Herb: Marsh Andromeda


Latin name: Andromeda polifolia


Family: Ericaceae (Heath Family)



Medicinal use of Marsh Andromeda:

The plant is used as a respiratory aid in the treatment of catarrh.

Description of the plant:



Plant:
Evergreen
Shrub

Height:
30 cm
(11 3/4 inch)

Flovering:
May to
September

Habitat of the herb:

Bogs, rarely on wet heaths, at altitudes up to 500 metres. Rare and decreasing in the south of Britain.

Edible parts of Marsh Andromeda:

The tender leaves and shoot-tips are boiled as an aromatic tea. A delicious drink. Some caution is advised since boiling the plant or infusing it in hot water is said to release a toxic chemical. It is safer to soak the leaves in a jar of water in direct sunlight to make "sun tea".

Other uses of the herb:

Tannin is obtained from the leaves and twigs.

Propagation of Marsh Andromeda:

Seed - sow February/March in an acid compost in the greenhouse. Surface sow or only just cover the seed and place in a lightly shaded position. The seed usually germinates in 1 - 2 months at 12C. Prick out the young seedlings into individual pots as soon as possible, they are prone to damp-off and so should be kept well ventilated. Grow them on in the greenhouse for at least their first winter and plant them out in early summer once they are 15cm or more tall. Cuttings of half-ripe wood, 5 - 7cm with a heel, July/August in a frame in a shady position. Takes 15 months. Layering in August in a semi-shady position. Takes 18 months. Division in early spring. The plants should be "dropped" beforehand. This entails digging up the plant 6 to 12 months earlier and replanting it somewhat more deeply. The buried branches will then root and form new plants when divided.

Cultivation of the herb:

Bogs, rarely on wet heaths, at altitudes up to 500 metres. Rare and decreasing in the south of Britain.

Known hazards of Andromeda polifolia:
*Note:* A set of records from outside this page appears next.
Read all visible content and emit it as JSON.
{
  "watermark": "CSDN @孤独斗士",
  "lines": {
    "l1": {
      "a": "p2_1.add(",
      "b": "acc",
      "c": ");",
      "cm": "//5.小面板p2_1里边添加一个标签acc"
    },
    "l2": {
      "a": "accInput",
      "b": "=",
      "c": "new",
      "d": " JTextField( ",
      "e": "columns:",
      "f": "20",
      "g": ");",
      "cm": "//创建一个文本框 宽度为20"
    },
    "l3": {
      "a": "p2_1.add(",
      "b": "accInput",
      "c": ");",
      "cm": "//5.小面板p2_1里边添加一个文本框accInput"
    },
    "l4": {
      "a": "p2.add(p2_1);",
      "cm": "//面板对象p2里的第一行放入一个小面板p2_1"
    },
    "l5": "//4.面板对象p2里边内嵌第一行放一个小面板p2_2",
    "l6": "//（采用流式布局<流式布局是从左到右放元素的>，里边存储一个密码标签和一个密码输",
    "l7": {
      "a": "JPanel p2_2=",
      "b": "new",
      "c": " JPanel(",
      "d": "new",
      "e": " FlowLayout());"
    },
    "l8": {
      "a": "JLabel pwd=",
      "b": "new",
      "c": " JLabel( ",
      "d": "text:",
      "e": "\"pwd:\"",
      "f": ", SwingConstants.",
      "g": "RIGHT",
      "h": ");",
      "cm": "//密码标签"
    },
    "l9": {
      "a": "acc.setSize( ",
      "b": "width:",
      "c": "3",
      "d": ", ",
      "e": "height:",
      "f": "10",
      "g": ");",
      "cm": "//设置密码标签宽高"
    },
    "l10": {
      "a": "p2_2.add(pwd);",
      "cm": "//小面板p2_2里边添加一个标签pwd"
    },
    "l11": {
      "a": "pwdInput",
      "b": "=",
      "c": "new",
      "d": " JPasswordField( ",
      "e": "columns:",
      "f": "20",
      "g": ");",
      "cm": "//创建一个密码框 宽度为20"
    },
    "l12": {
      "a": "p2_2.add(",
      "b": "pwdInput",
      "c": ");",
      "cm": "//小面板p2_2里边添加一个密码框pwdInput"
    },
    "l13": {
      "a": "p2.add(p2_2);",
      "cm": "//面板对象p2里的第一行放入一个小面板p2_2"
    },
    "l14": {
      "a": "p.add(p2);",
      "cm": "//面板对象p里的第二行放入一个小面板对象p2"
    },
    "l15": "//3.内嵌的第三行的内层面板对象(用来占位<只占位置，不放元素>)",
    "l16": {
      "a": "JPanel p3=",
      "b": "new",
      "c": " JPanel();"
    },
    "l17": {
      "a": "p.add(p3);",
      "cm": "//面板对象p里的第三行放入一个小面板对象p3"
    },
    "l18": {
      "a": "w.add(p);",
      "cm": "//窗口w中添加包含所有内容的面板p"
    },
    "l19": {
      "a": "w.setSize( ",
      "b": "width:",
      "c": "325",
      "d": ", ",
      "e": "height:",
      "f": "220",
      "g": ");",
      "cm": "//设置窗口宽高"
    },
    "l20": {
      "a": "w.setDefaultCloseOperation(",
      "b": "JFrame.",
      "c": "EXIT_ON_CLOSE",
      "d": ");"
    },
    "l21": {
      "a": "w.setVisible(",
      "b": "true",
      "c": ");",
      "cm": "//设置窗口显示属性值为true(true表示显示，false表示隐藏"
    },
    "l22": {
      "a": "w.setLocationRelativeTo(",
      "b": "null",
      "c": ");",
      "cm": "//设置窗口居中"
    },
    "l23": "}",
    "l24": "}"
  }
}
A toxin, called 'andromedotoxin' can be released from the plant if it is infused in boiling water. See notes below regarding use of the plant for tea.

Plant information taken from the Plants For A Future.